§ **PROBLEM**: Wherever a line in the records below contains "price", copy that line.

BEGIN

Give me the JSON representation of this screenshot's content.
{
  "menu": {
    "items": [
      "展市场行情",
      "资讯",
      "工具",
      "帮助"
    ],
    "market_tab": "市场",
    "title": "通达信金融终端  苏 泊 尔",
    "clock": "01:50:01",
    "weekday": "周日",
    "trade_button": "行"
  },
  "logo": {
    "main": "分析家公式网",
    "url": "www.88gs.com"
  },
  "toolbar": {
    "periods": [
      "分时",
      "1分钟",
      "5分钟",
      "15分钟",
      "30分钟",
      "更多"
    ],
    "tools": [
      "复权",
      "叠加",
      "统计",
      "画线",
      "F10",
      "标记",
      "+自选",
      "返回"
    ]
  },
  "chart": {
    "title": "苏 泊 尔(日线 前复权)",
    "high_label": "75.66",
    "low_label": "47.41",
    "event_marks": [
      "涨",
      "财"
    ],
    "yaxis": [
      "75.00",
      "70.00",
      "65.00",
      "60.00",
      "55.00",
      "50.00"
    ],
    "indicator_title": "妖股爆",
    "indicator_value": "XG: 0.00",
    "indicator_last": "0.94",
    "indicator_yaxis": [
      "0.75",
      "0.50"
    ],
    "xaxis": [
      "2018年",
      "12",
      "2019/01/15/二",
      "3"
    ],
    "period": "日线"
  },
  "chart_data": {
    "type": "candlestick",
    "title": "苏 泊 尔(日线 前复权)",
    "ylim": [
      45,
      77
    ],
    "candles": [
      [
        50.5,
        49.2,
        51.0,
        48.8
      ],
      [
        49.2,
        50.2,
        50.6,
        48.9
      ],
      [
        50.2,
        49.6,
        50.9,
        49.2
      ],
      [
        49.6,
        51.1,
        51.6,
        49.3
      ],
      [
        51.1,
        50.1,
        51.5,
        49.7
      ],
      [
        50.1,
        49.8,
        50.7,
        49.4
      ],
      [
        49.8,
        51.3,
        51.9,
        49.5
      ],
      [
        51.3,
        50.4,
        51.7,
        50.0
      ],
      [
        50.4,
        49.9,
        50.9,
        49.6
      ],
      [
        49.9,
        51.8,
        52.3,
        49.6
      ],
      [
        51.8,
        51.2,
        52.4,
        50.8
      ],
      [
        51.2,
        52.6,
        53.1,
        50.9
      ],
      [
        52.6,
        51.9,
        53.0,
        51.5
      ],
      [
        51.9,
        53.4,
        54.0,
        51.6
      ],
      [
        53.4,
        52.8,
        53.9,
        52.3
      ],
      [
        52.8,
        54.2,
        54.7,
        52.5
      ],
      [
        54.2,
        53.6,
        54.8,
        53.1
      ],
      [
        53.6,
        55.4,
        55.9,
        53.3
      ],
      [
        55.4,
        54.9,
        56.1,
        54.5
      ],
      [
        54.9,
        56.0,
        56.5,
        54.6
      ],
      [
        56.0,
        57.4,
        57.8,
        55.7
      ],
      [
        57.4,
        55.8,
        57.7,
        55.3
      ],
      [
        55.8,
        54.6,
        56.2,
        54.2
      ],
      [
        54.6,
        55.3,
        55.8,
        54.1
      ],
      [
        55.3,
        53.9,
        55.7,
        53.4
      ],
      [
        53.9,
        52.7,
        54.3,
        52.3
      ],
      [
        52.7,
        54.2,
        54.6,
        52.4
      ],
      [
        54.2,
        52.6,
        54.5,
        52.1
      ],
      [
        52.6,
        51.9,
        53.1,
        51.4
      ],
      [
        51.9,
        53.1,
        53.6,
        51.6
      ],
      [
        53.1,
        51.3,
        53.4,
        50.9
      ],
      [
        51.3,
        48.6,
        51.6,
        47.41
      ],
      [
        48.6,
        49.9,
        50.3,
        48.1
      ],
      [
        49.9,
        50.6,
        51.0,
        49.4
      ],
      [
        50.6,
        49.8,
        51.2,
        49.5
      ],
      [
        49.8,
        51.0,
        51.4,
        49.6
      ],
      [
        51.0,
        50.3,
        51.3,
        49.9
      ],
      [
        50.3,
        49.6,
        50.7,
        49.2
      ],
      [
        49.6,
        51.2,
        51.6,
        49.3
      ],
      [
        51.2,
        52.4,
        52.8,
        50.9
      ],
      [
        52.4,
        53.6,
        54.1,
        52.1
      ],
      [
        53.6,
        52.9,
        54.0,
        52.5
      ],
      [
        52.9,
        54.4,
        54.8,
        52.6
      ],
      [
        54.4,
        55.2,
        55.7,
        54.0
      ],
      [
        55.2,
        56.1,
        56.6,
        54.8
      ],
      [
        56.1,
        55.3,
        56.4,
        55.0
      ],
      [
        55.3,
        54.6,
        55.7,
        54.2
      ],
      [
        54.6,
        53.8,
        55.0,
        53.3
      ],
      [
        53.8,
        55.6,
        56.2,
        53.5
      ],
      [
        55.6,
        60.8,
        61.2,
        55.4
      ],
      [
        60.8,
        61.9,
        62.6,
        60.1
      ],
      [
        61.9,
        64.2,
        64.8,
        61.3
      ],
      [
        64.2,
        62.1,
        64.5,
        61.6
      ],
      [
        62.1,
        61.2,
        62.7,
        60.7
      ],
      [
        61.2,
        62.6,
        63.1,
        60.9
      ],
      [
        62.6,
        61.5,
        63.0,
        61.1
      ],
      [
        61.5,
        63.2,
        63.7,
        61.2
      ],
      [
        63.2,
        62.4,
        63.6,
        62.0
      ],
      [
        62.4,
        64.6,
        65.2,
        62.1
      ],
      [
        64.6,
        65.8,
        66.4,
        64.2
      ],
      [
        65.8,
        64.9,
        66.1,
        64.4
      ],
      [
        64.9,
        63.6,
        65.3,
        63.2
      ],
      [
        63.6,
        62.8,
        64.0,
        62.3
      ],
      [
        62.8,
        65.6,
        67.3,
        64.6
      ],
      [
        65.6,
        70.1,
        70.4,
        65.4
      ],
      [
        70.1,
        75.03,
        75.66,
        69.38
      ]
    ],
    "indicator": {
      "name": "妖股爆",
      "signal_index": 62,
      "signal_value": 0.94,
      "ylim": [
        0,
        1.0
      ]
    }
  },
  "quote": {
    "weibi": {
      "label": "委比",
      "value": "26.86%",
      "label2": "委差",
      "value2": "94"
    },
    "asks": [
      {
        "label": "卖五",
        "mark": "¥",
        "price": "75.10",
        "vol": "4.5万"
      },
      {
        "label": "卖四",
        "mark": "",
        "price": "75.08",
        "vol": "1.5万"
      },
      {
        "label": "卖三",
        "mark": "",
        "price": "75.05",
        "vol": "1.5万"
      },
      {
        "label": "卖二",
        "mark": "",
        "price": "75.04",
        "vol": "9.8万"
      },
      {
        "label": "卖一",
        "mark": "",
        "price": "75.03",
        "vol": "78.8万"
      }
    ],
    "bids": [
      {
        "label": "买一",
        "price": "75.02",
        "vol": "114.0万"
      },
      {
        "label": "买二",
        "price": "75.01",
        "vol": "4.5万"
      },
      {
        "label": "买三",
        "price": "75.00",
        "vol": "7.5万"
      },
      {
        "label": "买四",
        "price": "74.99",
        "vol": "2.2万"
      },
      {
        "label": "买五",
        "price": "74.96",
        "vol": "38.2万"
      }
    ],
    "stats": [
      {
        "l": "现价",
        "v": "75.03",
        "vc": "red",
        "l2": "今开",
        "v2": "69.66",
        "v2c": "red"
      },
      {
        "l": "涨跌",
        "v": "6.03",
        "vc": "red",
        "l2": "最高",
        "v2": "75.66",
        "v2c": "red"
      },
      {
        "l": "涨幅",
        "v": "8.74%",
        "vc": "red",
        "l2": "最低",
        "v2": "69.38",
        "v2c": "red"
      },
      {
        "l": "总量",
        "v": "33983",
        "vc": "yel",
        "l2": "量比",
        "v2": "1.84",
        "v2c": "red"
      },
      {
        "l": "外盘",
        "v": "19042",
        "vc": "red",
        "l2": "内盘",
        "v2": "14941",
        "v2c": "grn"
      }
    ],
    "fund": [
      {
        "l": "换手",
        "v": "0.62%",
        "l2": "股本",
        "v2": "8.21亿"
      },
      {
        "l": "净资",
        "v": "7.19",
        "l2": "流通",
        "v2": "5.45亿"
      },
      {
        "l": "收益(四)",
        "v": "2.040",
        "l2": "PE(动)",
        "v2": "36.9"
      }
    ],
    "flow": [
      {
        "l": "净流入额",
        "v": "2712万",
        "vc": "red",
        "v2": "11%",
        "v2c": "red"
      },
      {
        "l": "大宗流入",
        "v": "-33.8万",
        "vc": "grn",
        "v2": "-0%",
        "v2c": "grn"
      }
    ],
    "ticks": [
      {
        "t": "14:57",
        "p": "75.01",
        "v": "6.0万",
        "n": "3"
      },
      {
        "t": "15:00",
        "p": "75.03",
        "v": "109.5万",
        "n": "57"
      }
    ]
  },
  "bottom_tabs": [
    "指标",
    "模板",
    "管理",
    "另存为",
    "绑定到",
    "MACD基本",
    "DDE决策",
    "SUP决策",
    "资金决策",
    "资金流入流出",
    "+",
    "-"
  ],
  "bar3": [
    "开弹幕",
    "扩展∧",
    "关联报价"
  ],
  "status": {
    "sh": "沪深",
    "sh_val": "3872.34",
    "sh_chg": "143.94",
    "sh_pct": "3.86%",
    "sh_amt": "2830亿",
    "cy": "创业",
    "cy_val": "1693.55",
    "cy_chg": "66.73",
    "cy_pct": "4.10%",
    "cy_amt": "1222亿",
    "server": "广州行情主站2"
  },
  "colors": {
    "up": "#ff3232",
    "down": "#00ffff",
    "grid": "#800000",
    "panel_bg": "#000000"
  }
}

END

§ **RESPONSE BOX**:
        "price": "75.10",
        "price": "75.08",
        "price": "75.05",
        "price": "75.04",
        "price": "75.03",
        "price": "75.02",
        "price": "75.01",
        "price": "75.00",
        "price": "74.99",
        "price": "74.96",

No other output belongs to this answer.